The world's largest aeroplane, which has a wingspan almost as long as a football pitch, has completed its first ever flight.
The twin-fuselage six-engine Stratolaunch, which has a wingspan of 117m (384ft), flew for two hours over the Mojave Desert in California, reaching a top speed of 189mph.
The jet hit altitudes of up to 17,000 feet and landed safely back at the Mojave Air and Space Port.
Jean Floyd, CEO of Stratolaunch, called the fear a "fantastic first flight".
She added the aircraft made a "spectacular" landing and said it was amazing to "watch this majestic bird take flight."
The jet is designed to release rockets attached to the centre of its enormous wings.
Stratolaunch was established by the late Microsoft co-founder Paul Allen in 2011.
The company is vying to make access into orbit more accessible and "as routine as catching a commercial airline flight is today", its website claims.
“We all know Paul would have been proud to witness today’s historic achievement,” the late billionaire's sister, Jody Allen, said.

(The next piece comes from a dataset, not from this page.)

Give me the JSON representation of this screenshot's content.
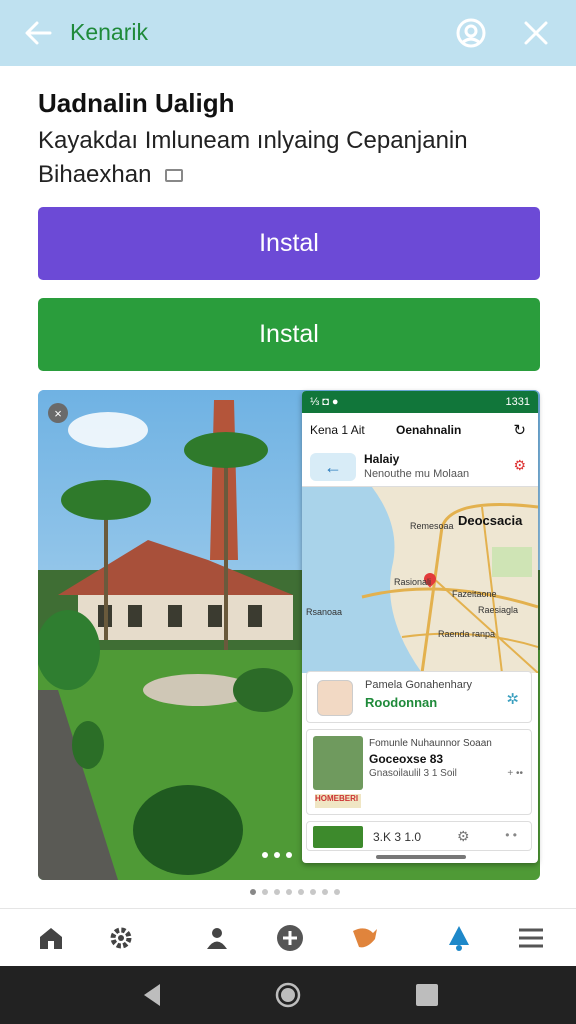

"The aircraft is a remarkable engineering achievement and we congratulate everyone involved.”